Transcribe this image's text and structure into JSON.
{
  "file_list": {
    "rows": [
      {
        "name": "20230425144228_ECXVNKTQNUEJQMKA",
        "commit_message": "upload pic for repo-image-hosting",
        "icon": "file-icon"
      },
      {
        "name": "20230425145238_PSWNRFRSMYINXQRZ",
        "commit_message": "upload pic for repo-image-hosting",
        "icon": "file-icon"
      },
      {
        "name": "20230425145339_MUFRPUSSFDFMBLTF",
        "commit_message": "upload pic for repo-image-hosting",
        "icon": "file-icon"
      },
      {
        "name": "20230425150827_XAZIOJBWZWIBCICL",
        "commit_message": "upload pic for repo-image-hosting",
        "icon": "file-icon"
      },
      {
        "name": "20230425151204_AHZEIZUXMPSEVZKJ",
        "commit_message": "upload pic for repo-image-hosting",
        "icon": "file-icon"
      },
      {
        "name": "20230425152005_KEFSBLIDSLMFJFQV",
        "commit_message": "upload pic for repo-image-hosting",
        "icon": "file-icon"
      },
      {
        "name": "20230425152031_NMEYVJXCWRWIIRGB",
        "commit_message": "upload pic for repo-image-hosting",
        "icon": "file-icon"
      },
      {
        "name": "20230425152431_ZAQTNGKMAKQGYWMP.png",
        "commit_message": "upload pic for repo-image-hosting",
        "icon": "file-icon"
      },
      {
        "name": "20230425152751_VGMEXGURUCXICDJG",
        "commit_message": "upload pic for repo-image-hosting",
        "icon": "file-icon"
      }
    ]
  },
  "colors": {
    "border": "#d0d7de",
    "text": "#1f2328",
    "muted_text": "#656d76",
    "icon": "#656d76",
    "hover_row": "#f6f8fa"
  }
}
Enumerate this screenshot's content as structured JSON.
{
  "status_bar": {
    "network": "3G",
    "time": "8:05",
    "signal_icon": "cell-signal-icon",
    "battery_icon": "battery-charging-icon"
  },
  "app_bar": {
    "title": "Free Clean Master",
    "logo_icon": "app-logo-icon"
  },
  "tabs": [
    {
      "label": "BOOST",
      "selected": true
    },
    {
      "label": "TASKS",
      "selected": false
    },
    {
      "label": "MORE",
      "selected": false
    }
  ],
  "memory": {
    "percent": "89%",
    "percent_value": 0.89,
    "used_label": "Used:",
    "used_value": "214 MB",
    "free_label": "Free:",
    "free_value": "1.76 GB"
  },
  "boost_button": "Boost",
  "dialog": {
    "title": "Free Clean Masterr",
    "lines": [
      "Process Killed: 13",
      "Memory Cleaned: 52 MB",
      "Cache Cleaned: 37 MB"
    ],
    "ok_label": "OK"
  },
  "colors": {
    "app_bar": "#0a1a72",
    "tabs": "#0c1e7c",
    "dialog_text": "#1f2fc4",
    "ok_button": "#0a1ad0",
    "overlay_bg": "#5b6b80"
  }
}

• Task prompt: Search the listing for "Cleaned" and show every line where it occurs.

• The answer:
      "Memory Cleaned: 52 MB",
      "Cache Cleaned: 37 MB"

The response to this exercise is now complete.